RECORD EXCERPTS:
--- --- ---
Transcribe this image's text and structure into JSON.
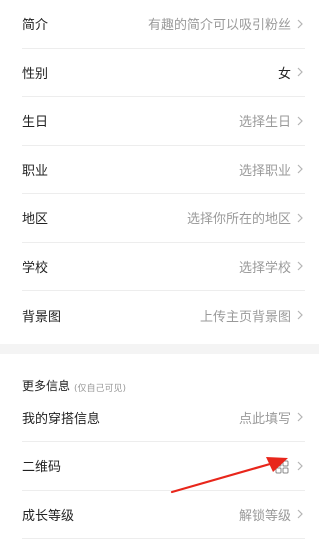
{
  "profile": {
    "rows": [
      {
        "label": "简介",
        "value": "有趣的简介可以吸引粉丝"
      },
      {
        "label": "性别",
        "value": "女"
      },
      {
        "label": "生日",
        "value": "选择生日"
      },
      {
        "label": "职业",
        "value": "选择职业"
      },
      {
        "label": "地区",
        "value": "选择你所在的地区"
      },
      {
        "label": "学校",
        "value": "选择学校"
      },
      {
        "label": "背景图",
        "value": "上传主页背景图"
      }
    ]
  },
  "more": {
    "title": "更多信息",
    "subtitle": "(仅自己可见)",
    "rows": [
      {
        "label": "我的穿搭信息",
        "value": "点此填写"
      },
      {
        "label": "二维码",
        "icon": "qr-code-icon"
      },
      {
        "label": "成长等级",
        "value": "解锁等级"
      }
    ]
  },
  "colors": {
    "annotation_arrow": "#e8261b",
    "divider": "#ededed",
    "value_text": "#9a9a9a"
  }
}
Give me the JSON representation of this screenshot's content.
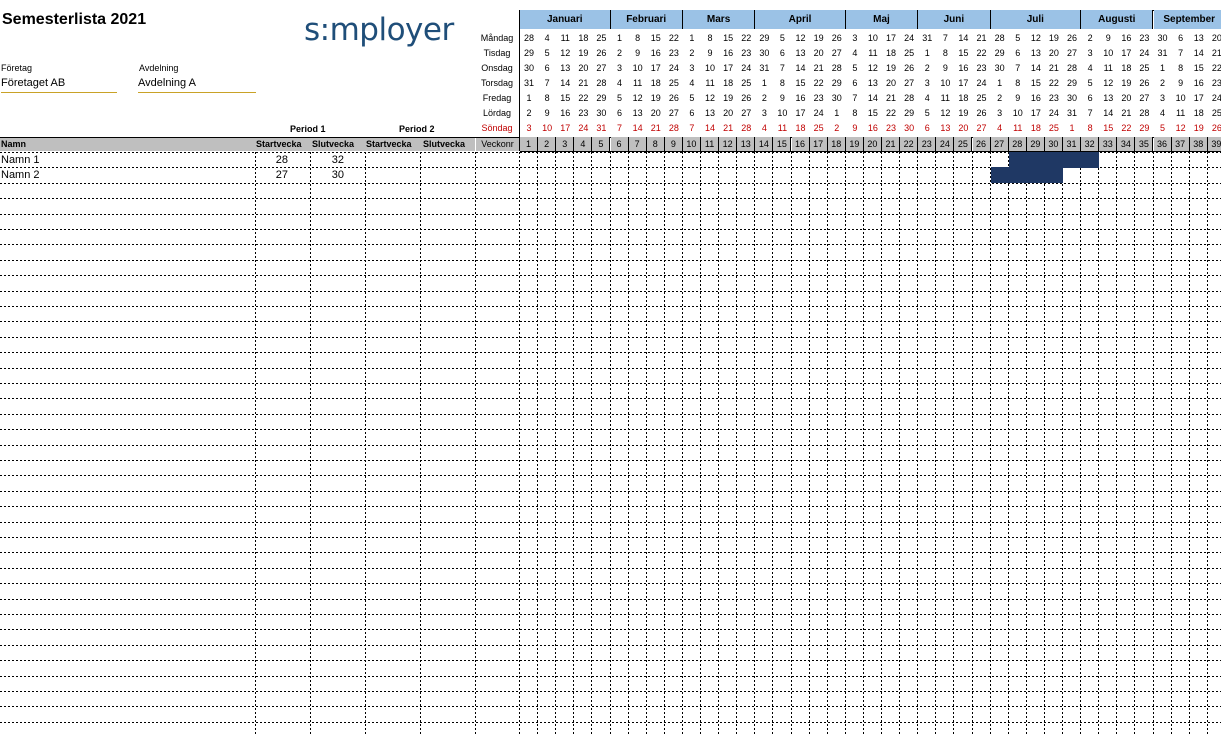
{
  "title": "Semesterlista 2021",
  "logo": "s:mployer",
  "company": {
    "label": "Företag",
    "value": "Företaget AB"
  },
  "department": {
    "label": "Avdelning",
    "value": "Avdelning A"
  },
  "periods": [
    "Period 1",
    "Period 2"
  ],
  "columns": {
    "name": "Namn",
    "start": "Startvecka",
    "end": "Slutvecka",
    "week": "Veckonr"
  },
  "days": [
    "Måndag",
    "Tisdag",
    "Onsdag",
    "Torsdag",
    "Fredag",
    "Lördag",
    "Söndag"
  ],
  "months": [
    {
      "name": "Januari",
      "weeks": 5
    },
    {
      "name": "Februari",
      "weeks": 4
    },
    {
      "name": "Mars",
      "weeks": 4
    },
    {
      "name": "April",
      "weeks": 5
    },
    {
      "name": "Maj",
      "weeks": 4
    },
    {
      "name": "Juni",
      "weeks": 4
    },
    {
      "name": "Juli",
      "weeks": 5
    },
    {
      "name": "Augusti",
      "weeks": 4
    },
    {
      "name": "September",
      "weeks": 4
    }
  ],
  "weeks": [
    {
      "no": "1",
      "dates": [
        "28",
        "29",
        "30",
        "31",
        "1",
        "2",
        "3"
      ]
    },
    {
      "no": "2",
      "dates": [
        "4",
        "5",
        "6",
        "7",
        "8",
        "9",
        "10"
      ]
    },
    {
      "no": "3",
      "dates": [
        "11",
        "12",
        "13",
        "14",
        "15",
        "16",
        "17"
      ]
    },
    {
      "no": "4",
      "dates": [
        "18",
        "19",
        "20",
        "21",
        "22",
        "23",
        "24"
      ]
    },
    {
      "no": "5",
      "dates": [
        "25",
        "26",
        "27",
        "28",
        "29",
        "30",
        "31"
      ]
    },
    {
      "no": "6",
      "dates": [
        "1",
        "2",
        "3",
        "4",
        "5",
        "6",
        "7"
      ]
    },
    {
      "no": "7",
      "dates": [
        "8",
        "9",
        "10",
        "11",
        "12",
        "13",
        "14"
      ]
    },
    {
      "no": "8",
      "dates": [
        "15",
        "16",
        "17",
        "18",
        "19",
        "20",
        "21"
      ]
    },
    {
      "no": "9",
      "dates": [
        "22",
        "23",
        "24",
        "25",
        "26",
        "27",
        "28"
      ]
    },
    {
      "no": "10",
      "dates": [
        "1",
        "2",
        "3",
        "4",
        "5",
        "6",
        "7"
      ]
    },
    {
      "no": "11",
      "dates": [
        "8",
        "9",
        "10",
        "11",
        "12",
        "13",
        "14"
      ]
    },
    {
      "no": "12",
      "dates": [
        "15",
        "16",
        "17",
        "18",
        "19",
        "20",
        "21"
      ]
    },
    {
      "no": "13",
      "dates": [
        "22",
        "23",
        "24",
        "25",
        "26",
        "27",
        "28"
      ]
    },
    {
      "no": "14",
      "dates": [
        "29",
        "30",
        "31",
        "1",
        "2",
        "3",
        "4"
      ]
    },
    {
      "no": "15",
      "dates": [
        "5",
        "6",
        "7",
        "8",
        "9",
        "10",
        "11"
      ]
    },
    {
      "no": "16",
      "dates": [
        "12",
        "13",
        "14",
        "15",
        "16",
        "17",
        "18"
      ]
    },
    {
      "no": "17",
      "dates": [
        "19",
        "20",
        "21",
        "22",
        "23",
        "24",
        "25"
      ]
    },
    {
      "no": "18",
      "dates": [
        "26",
        "27",
        "28",
        "29",
        "30",
        "1",
        "2"
      ]
    },
    {
      "no": "19",
      "dates": [
        "3",
        "4",
        "5",
        "6",
        "7",
        "8",
        "9"
      ]
    },
    {
      "no": "20",
      "dates": [
        "10",
        "11",
        "12",
        "13",
        "14",
        "15",
        "16"
      ]
    },
    {
      "no": "21",
      "dates": [
        "17",
        "18",
        "19",
        "20",
        "21",
        "22",
        "23"
      ]
    },
    {
      "no": "22",
      "dates": [
        "24",
        "25",
        "26",
        "27",
        "28",
        "29",
        "30"
      ]
    },
    {
      "no": "23",
      "dates": [
        "31",
        "1",
        "2",
        "3",
        "4",
        "5",
        "6"
      ]
    },
    {
      "no": "24",
      "dates": [
        "7",
        "8",
        "9",
        "10",
        "11",
        "12",
        "13"
      ]
    },
    {
      "no": "25",
      "dates": [
        "14",
        "15",
        "16",
        "17",
        "18",
        "19",
        "20"
      ]
    },
    {
      "no": "26",
      "dates": [
        "21",
        "22",
        "23",
        "24",
        "25",
        "26",
        "27"
      ]
    },
    {
      "no": "27",
      "dates": [
        "28",
        "29",
        "30",
        "1",
        "2",
        "3",
        "4"
      ]
    },
    {
      "no": "28",
      "dates": [
        "5",
        "6",
        "7",
        "8",
        "9",
        "10",
        "11"
      ]
    },
    {
      "no": "29",
      "dates": [
        "12",
        "13",
        "14",
        "15",
        "16",
        "17",
        "18"
      ]
    },
    {
      "no": "30",
      "dates": [
        "19",
        "20",
        "21",
        "22",
        "23",
        "24",
        "25"
      ]
    },
    {
      "no": "31",
      "dates": [
        "26",
        "27",
        "28",
        "29",
        "30",
        "31",
        "1"
      ]
    },
    {
      "no": "32",
      "dates": [
        "2",
        "3",
        "4",
        "5",
        "6",
        "7",
        "8"
      ]
    },
    {
      "no": "33",
      "dates": [
        "9",
        "10",
        "11",
        "12",
        "13",
        "14",
        "15"
      ]
    },
    {
      "no": "34",
      "dates": [
        "16",
        "17",
        "18",
        "19",
        "20",
        "21",
        "22"
      ]
    },
    {
      "no": "35",
      "dates": [
        "23",
        "24",
        "25",
        "26",
        "27",
        "28",
        "29"
      ]
    },
    {
      "no": "36",
      "dates": [
        "30",
        "31",
        "1",
        "2",
        "3",
        "4",
        "5"
      ]
    },
    {
      "no": "37",
      "dates": [
        "6",
        "7",
        "8",
        "9",
        "10",
        "11",
        "12"
      ]
    },
    {
      "no": "38",
      "dates": [
        "13",
        "14",
        "15",
        "16",
        "17",
        "18",
        "19"
      ]
    },
    {
      "no": "39",
      "dates": [
        "20",
        "21",
        "22",
        "23",
        "24",
        "25",
        "26"
      ]
    }
  ],
  "people": [
    {
      "name": "Namn 1",
      "p1_start": "28",
      "p1_end": "32"
    },
    {
      "name": "Namn 2",
      "p1_start": "27",
      "p1_end": "30"
    }
  ],
  "colors": {
    "month_header": "#9bc2e6",
    "week_row": "#bfbfbf",
    "vacation": "#1f3864",
    "holiday": "#c00000",
    "logo": "#1f4e79"
  }
}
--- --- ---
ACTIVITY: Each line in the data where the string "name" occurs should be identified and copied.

EXPECTED ANSWER:
    "name": "Namn",
      "name": "Januari",
      "name": "Februari",
      "name": "Mars",
      "name": "April",
      "name": "Maj",
      "name": "Juni",
      "name": "Juli",
      "name": "Augusti",
      "name": "September",
      "name": "Namn 1",
      "name": "Namn 2",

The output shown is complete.